It sounds like you have a child with low "social" intelligence.
People with low social intelligence have trouble figuring out and valuing social rules. Like your son, they can be academically very smart (have a high verbal/mathematical intelligence), but that doesn't help them understand why other people put value on behaving in certain -- sometimes arbitrary-seeming -- ways. (E.g., in most U.S. cultures, when you meet someone you're supposed to say, "Hi, how are you?")
They don't grasp instinctively what most people do, that social communication is not just about information but also about emotion. (E.g., when people in the U.S. say, "Hi, how are you?" they are not looking for detailed health information, but to "connect" with the other person, to indicate positive feelings towards him.)
Sometimes -- but not always -- people with low social intelligence have trouble reading people's faces, or understanding their emotional cues. This is common in children diagnosed with Asperger's syndrome, BTW, but (I think) one doesn't have to have Asperger's to have low social intelligence.
Social rules are what allow people to live/work together without friction. Without knowing the social rules of the society you're in (Japan has different social rules from the U.S.; upper class British society differs from working class, etc.) you would inadvertently give all sorts of false signals. Worse, if you don't understand that people are reacting to you -- often negatively! -- based on signals you don't realize you have sent, the world becomes a (scary) unpredictable place.
Children with low social intelligence require instruction. Without it, they will give offense without meaning to, and will have life-long difficulty getting along with others/making friends.
The first step is to listen to what your son is telling you. Ask questions. If the answers indicate he doesn't seem to understand a situation he was in, explain it to him. If he doesn't know how to deal with something, help him figure it out. Tell him the rules. (This may be hard for you because you may not ever have had to think consciously about them before.) Tell him if learns the rules he can get other people to stop bothering him without hitting them and getting in trouble.
If your son says another child stinks, it's possible he means that literally, not judgmentally, and is commenting on the phenomenon. Ask him what he means: do they smell like laundry detergent? Like onions? Explain that people sometimes do smell differently, and come up with some reasons why. Ask him if he can think of any. Then say while it's always okay to ask you or his dad for information, in our society it is not polite to comment to other people on other people's smells. If he wants to know why he has to be polite, explain to him that politeness is how we get along with each other without making other people mad, so people are happy to be with each other. (If he persists, explain to him about social rules.)
If he says children are bothering him, find out how. Six-and seven-year olds, even well-meaning, well-behaved ones, do bother each other. They don't yet have the empathy to understand how the other child feels in all but obvious situations (they pretty much know not to hit, or take toys away, but maybe not to refrain from saying, "Ha, ha, I won!").

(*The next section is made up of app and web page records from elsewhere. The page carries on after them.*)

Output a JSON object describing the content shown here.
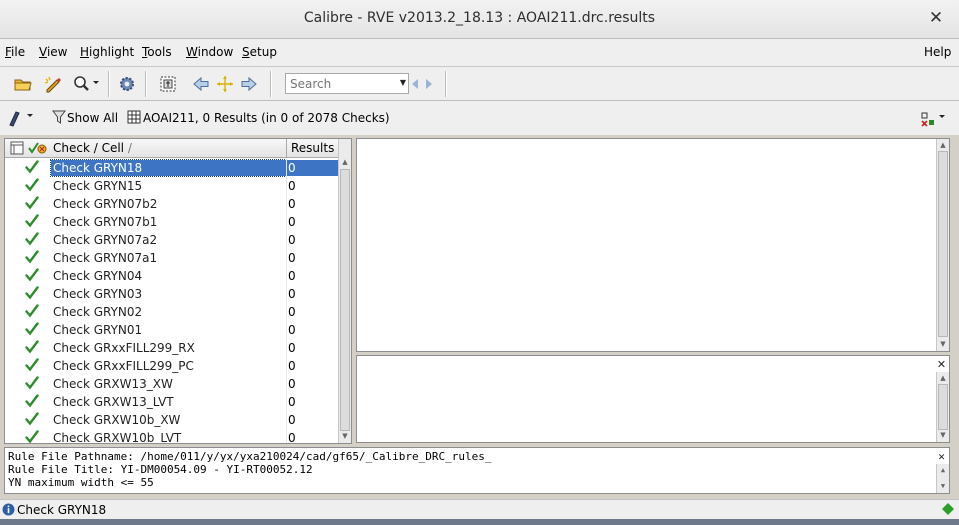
{
  "window": {
    "title": "Calibre - RVE v2013.2_18.13 : AOAI211.drc.results"
  },
  "menus": [
    {
      "label": "File",
      "mnemonic": "F",
      "rest": "ile"
    },
    {
      "label": "View",
      "mnemonic": "V",
      "rest": "iew"
    },
    {
      "label": "Highlight",
      "mnemonic": "H",
      "rest": "ighlight"
    },
    {
      "label": "Tools",
      "mnemonic": "T",
      "rest": "ools"
    },
    {
      "label": "Window",
      "mnemonic": "W",
      "rest": "indow"
    },
    {
      "label": "Setup",
      "mnemonic": "S",
      "rest": "etup"
    },
    {
      "label": "Help",
      "mnemonic": "",
      "rest": "Help"
    }
  ],
  "toolbar": {
    "search_placeholder": "Search"
  },
  "subbar": {
    "show_all_label": "Show All",
    "db_summary": "AOAI211, 0 Results (in 0 of 2078 Checks)"
  },
  "tree": {
    "col_check": "Check / Cell",
    "col_results": "Results",
    "rows": [
      {
        "name": "Check GRYN18",
        "results": "0",
        "selected": true
      },
      {
        "name": "Check GRYN15",
        "results": "0"
      },
      {
        "name": "Check GRYN07b2",
        "results": "0"
      },
      {
        "name": "Check GRYN07b1",
        "results": "0"
      },
      {
        "name": "Check GRYN07a2",
        "results": "0"
      },
      {
        "name": "Check GRYN07a1",
        "results": "0"
      },
      {
        "name": "Check GRYN04",
        "results": "0"
      },
      {
        "name": "Check GRYN03",
        "results": "0"
      },
      {
        "name": "Check GRYN02",
        "results": "0"
      },
      {
        "name": "Check GRYN01",
        "results": "0"
      },
      {
        "name": "Check GRxxFILL299_RX",
        "results": "0"
      },
      {
        "name": "Check GRxxFILL299_PC",
        "results": "0"
      },
      {
        "name": "Check GRXW13_XW",
        "results": "0"
      },
      {
        "name": "Check GRXW13_LVT",
        "results": "0"
      },
      {
        "name": "Check GRXW10b_XW",
        "results": "0"
      },
      {
        "name": "Check GRXW10b_LVT",
        "results": "0"
      }
    ]
  },
  "info": {
    "line1": "Rule File Pathname: /home/011/y/yx/yxa210024/cad/gf65/_Calibre_DRC_rules_",
    "line2": "Rule File Title: YI-DM00054.09 - YI-RT00052.12",
    "line3": "YN maximum width <= 55"
  },
  "status": {
    "text": "Check GRYN18"
  },
  "colors": {
    "selection": "#3e74c4",
    "check_green": "#2e8b2e",
    "status_ok": "#2aa02a"
  }
}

For some things (maybe another child likes to touch your son's cool bear hat), you may be able offer a suggestion of how to fix the problem, or better, ask him if he can think of a way of fixing it. However, it's also possible that things another child has no control over are bothering your son. Maybe someone stands too close, or laughs too much, or has an unpleasant sounding voice. Tell him that you sympathize, but that children cannot help the way they laugh, or talk, or smell, or look; we are polite and kind to everybody, unless they are deliberately doing mean things to us. Tell him that not everybody is bothered by the same things. It's possible there are things about him that might bother another child, but he would still want that kid to be polite and kind to him, right?
Talk to him about being a good friend. Together, come up with a list of things good friends do. Ask which kids in his class might be good friends.
However, also tell him that we don't have to like everybody, but we are polite and kind to everybody. I told my daughter that there were a couple of her friends' parents that I didn't like, and who didn't like me, but that she would never be able to guess who they were because we are polite and kind to each other. I think this almost blew her mind, BTW, she kept asking who they were, but it really got the concept across.
Finally, if he is asking for help/information (the inappropriate things he says) and you are responding with dismay and disapproval, it would be natural for him to talk back and otherwise act out. Try to listen to him more. If he does things you don't understand, ask him his reasons. (Yes, all children need to be listened to, but whenever your child has a different temperament than you, it is even more important.)
Consistency between your husband and your self would be ideal, and I agree with Valkyrie that it is necessary for discipline purposes. See both her and balanced mama on what to do when he does misbehave. However, if he is acting out because he is a bright child not getting the answers he needs, he will be helped enormously by even one parent paying attention and explaining things. I find it dismaying that he seems to be confiding in his teacher ("a few kids in my class stink") when he should be confiding in you. I think, however, that if you start trying to understand what's happening with him, if you become his ally in figuring out how to behave and why others behave as they do, he will start confiding in you again. In fact, he will probably return to the common pattern of behaving well at school and acting out at home; but I think his misbehavior at home should decrease substantially.